Olson noted that it would likely be years before SMRs could be built in Indiana, noting that the pilot project in Idaho is not scheduled for completion until 2029.  Years ago SMRs were also discussed for the site of the State Line coal plant in Northwest Indiana that closed in 2012, just across the border from Chicago. A data center was ultimately built on that site.

Coal to gas

While legislators and utilities may be considering SMRs for the future, utilities have prioritized natural gas plants more recently.  

A two-year-old 671-megawatt combined cycle gas turbine plant called Eagle Valley has been offline since April because of technical issues, and ratepayers have been billed for over $1 million spent on replacement power bought on the market, according to recent testimony and filings with the state regulatory commission.

Olson, whose organization stridently opposed that plant’s construction, says the temporary shutdown is an example of why the plant was an ill-advised investment of ratepayer funds.

“We opposed it basically citing opportunities for wind and solar and increased efficiency” instead, Olson said. “The discussion at the statehouse was all about reliability and baseload, that was the first new baseload plant built in a long time, and it didn’t run the entire summer.

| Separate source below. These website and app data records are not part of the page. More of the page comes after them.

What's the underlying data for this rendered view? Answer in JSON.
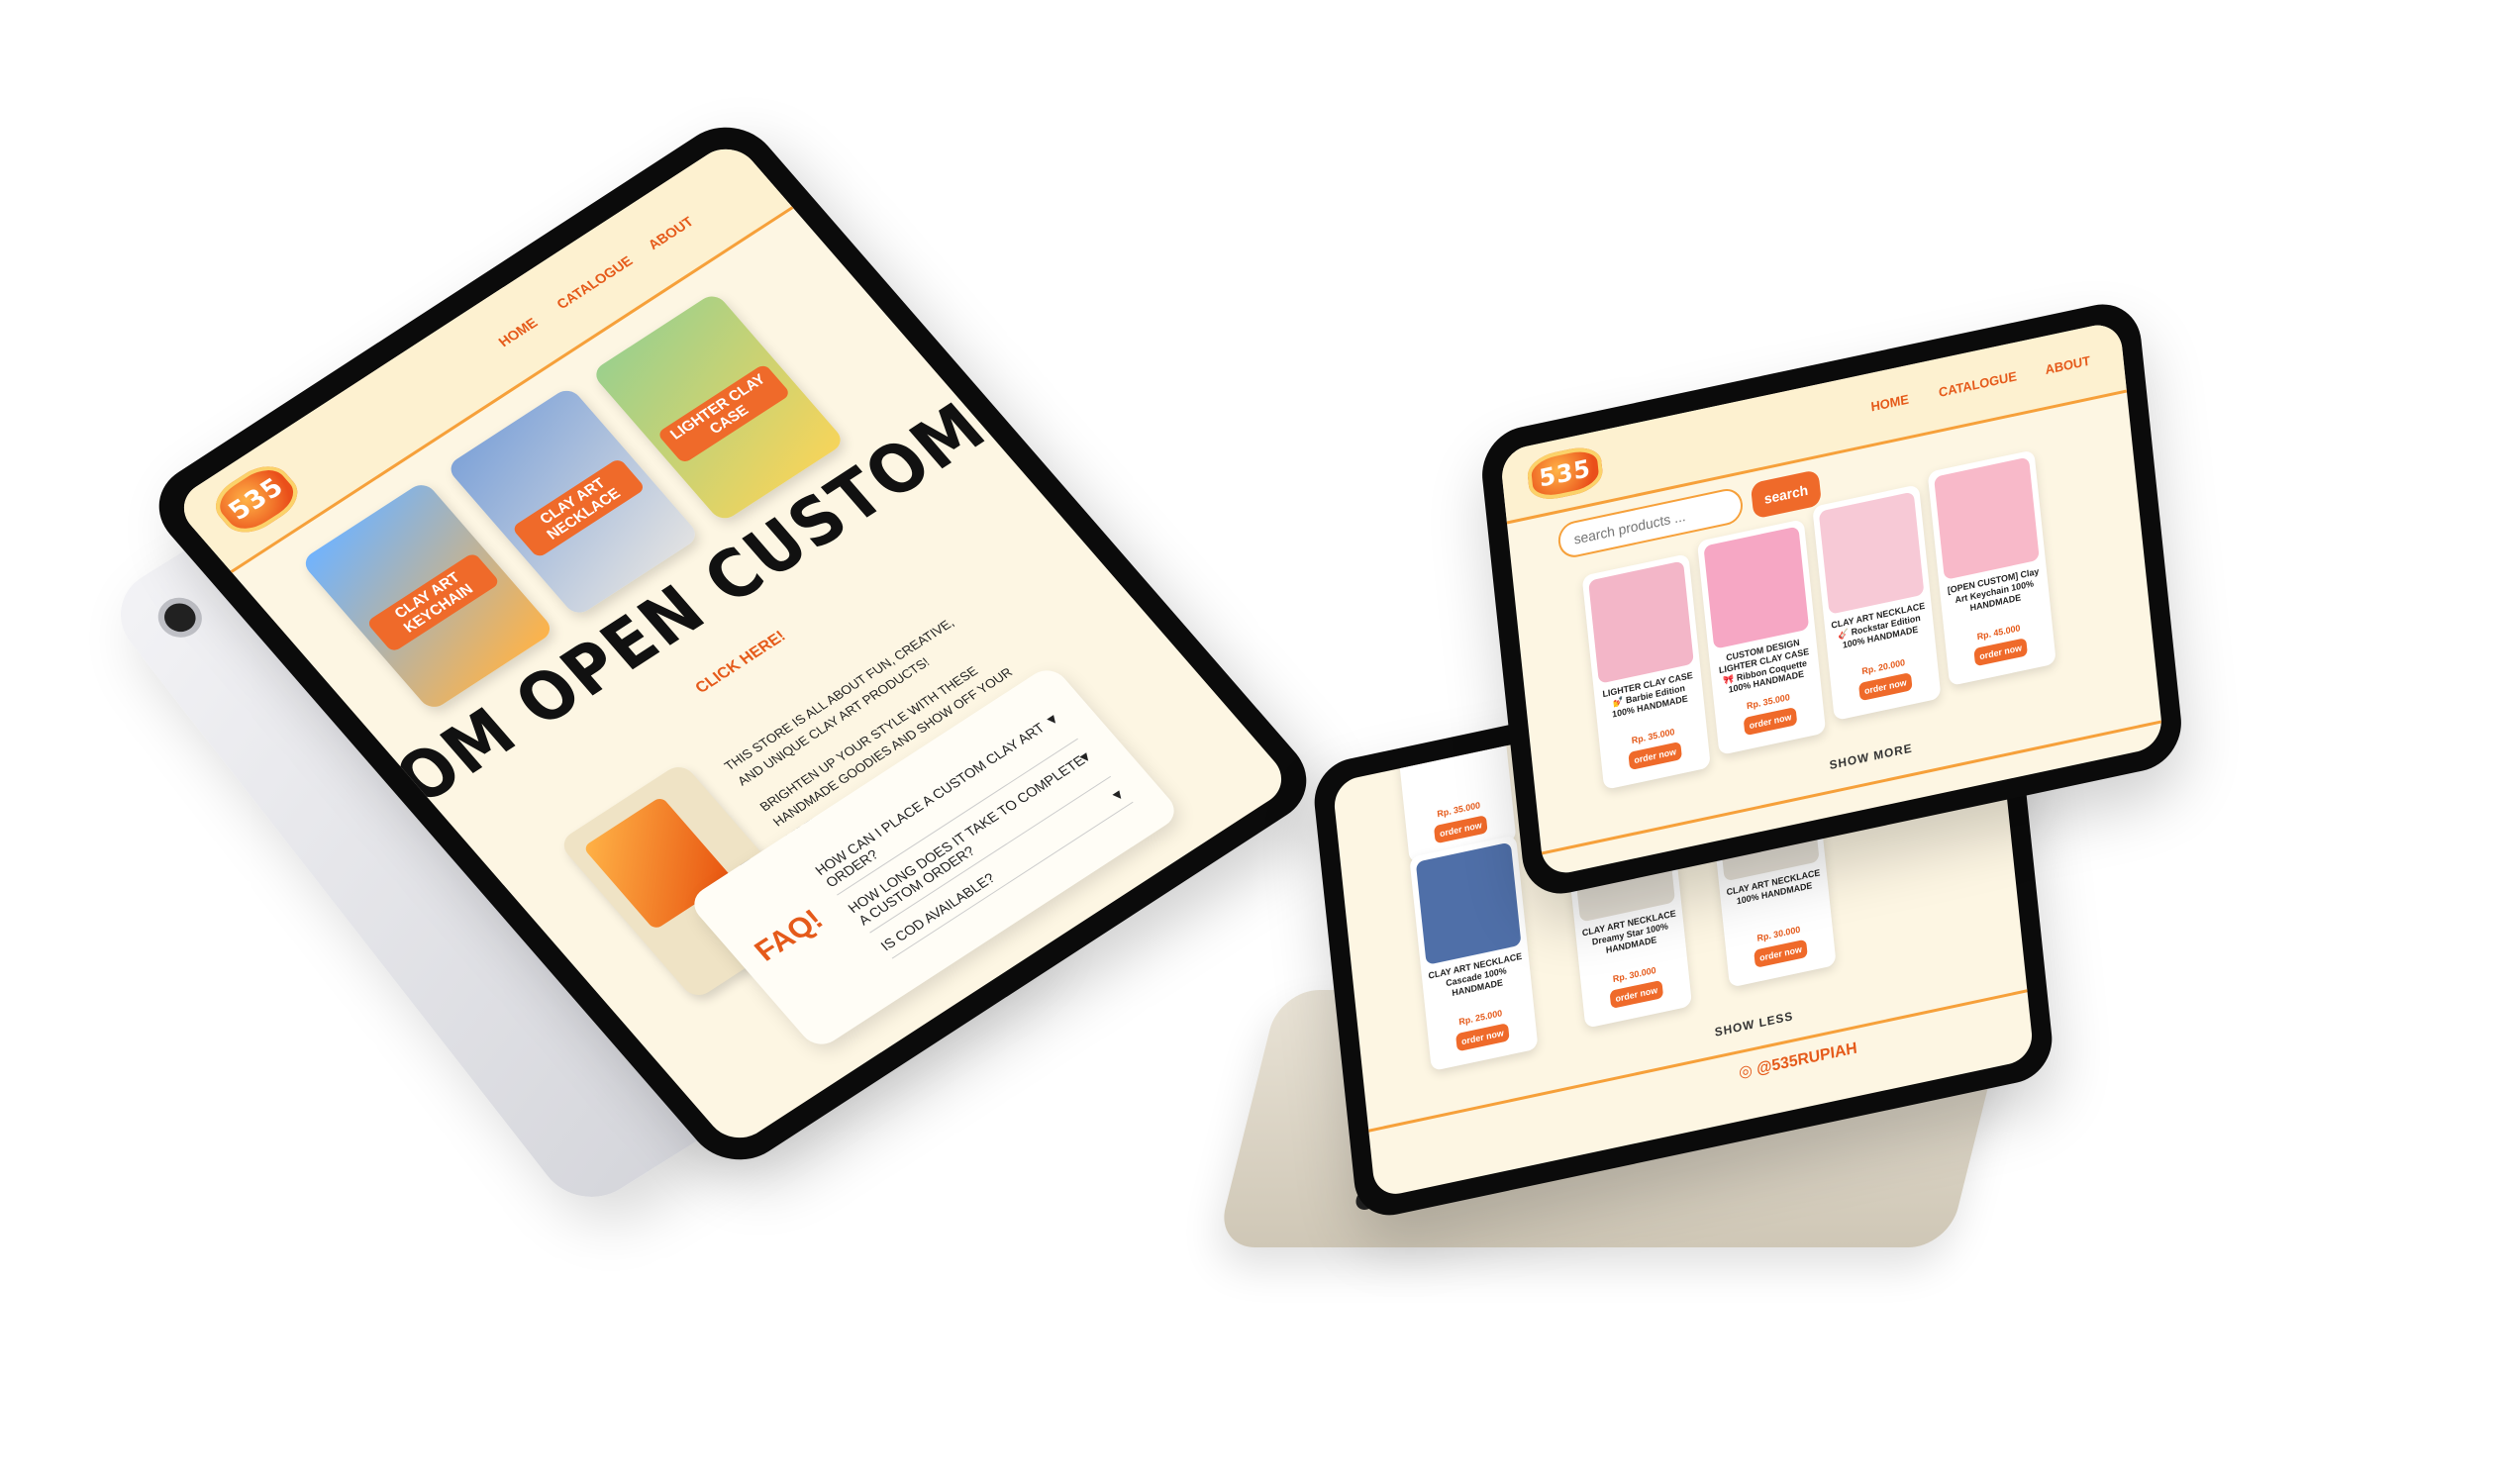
{
  "brand": {
    "logo_text": "535"
  },
  "nav": {
    "home": "HOME",
    "catalogue": "CATALOGUE",
    "about": "ABOUT"
  },
  "left_tablet": {
    "hero_cards": [
      {
        "label": "CLAY ART KEYCHAIN"
      },
      {
        "label": "CLAY ART NECKLACE"
      },
      {
        "label": "LIGHTER CLAY CASE"
      }
    ],
    "marquee": "OM OPEN CUSTOM OP",
    "click_here": "CLICK HERE!",
    "description": [
      "THIS STORE IS ALL ABOUT FUN, CREATIVE, AND UNIQUE CLAY ART PRODUCTS!",
      "BRIGHTEN UP YOUR STYLE WITH THESE HANDMADE GOODIES AND SHOW OFF YOUR VIBE!"
    ],
    "faq": {
      "title": "FAQ!",
      "questions": [
        "HOW CAN I PLACE A CUSTOM CLAY ART ORDER?",
        "HOW LONG DOES IT TAKE TO COMPLETE A CUSTOM ORDER?",
        "IS COD AVAILABLE?"
      ]
    }
  },
  "right_tablet": {
    "search": {
      "placeholder": "search products ...",
      "button": "search"
    },
    "products": [
      {
        "name": "LIGHTER CLAY CASE 💅 Barbie Edition 100% HANDMADE",
        "price": "Rp. 35.000",
        "order": "order now",
        "color": "#f3b6c8"
      },
      {
        "name": "CUSTOM DESIGN LIGHTER CLAY CASE 🎀 Ribbon Coquette 100% HANDMADE",
        "price": "Rp. 35.000",
        "order": "order now",
        "color": "#f6a7c4"
      },
      {
        "name": "CLAY ART NECKLACE 🎸 Rockstar Edition 100% HANDMADE",
        "price": "Rp. 20.000",
        "order": "order now",
        "color": "#f7c9d6"
      },
      {
        "name": "[OPEN CUSTOM] Clay Art Keychain 100% HANDMADE",
        "price": "Rp. 45.000",
        "order": "order now",
        "color": "#f8b9c9"
      }
    ],
    "show_more": "SHOW MORE"
  },
  "back_tablet": {
    "price_top": "Rp. 35.000",
    "order": "order now",
    "products": [
      {
        "name": "CLAY ART NECKLACE Cascade 100% HANDMADE",
        "price": "Rp. 25.000",
        "color": "#4f6fa8"
      },
      {
        "name": "CLAY ART NECKLACE Dreamy Star 100% HANDMADE",
        "price": "Rp. 30.000",
        "color": "#e5e0d6"
      },
      {
        "name": "CLAY ART NECKLACE 100% HANDMADE",
        "price": "Rp. 30.000",
        "color": "#e5e0d6"
      }
    ],
    "show_less": "SHOW LESS",
    "instagram": "@535RUPIAH"
  },
  "colors": {
    "accent": "#ef6a2a",
    "background": "#fdf6e3",
    "border": "#f6a03a"
  }
}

So the reliability argument doesn’t really sell.”

During testimony, John Bigalbal, chief operating officer of the company that services plant owner Indianapolis Power & Light, said that the gas plant provided reliable “low cost” baseload power during its first two years online. Bigalbal said the plant will be offline into November. The problems were caused by a disconnected wire that prevented the plant from synchronizing with the grid, sparking further problems that cost $3.6 million to address.

The Citizens Action Coalition is also opposing a proposal for new gas peaker plants to be built on the site of CenterPoint Energy’s A.B. Brown coal plant, scheduled to close by 2023. According to the company’s filings, the plants would only run about 5% of the time, to meet peak demand, and could cost average ratepayers an additional $23 a month. Such peak demand could better be met or reduced by energy efficiency and demand response, the coalition says.

That project received a setback with the Federal Energy Regulatory Commission ruling on Oct. 7 that an environmental impact statement must be done regarding the proposed gas pipeline, built by a Texas company, that would supply the gas plant.The pipeline needs FERC approval, and based in part on the study, FERC will determine whether the project is in the “public convenience and necessity.” The study will likely look at the pipeline’s impact on wetlands, streams, greenhouse gas emissions and air quality. Public comments are being accepted through Nov. 8 on what the environmental impact study should examine.

Kari has written for the Energy News Network since January 2011. She is an author and journalist who worked for the Washington Post's Midwest bureau from 1997 through 2009. Her work has also appeared in the New York Times, Chicago News Cooperative, Chicago Reader and other publications. Based in Chicago, Kari covers Illinois, Wisconsin and Indiana as well as environmental justice topics.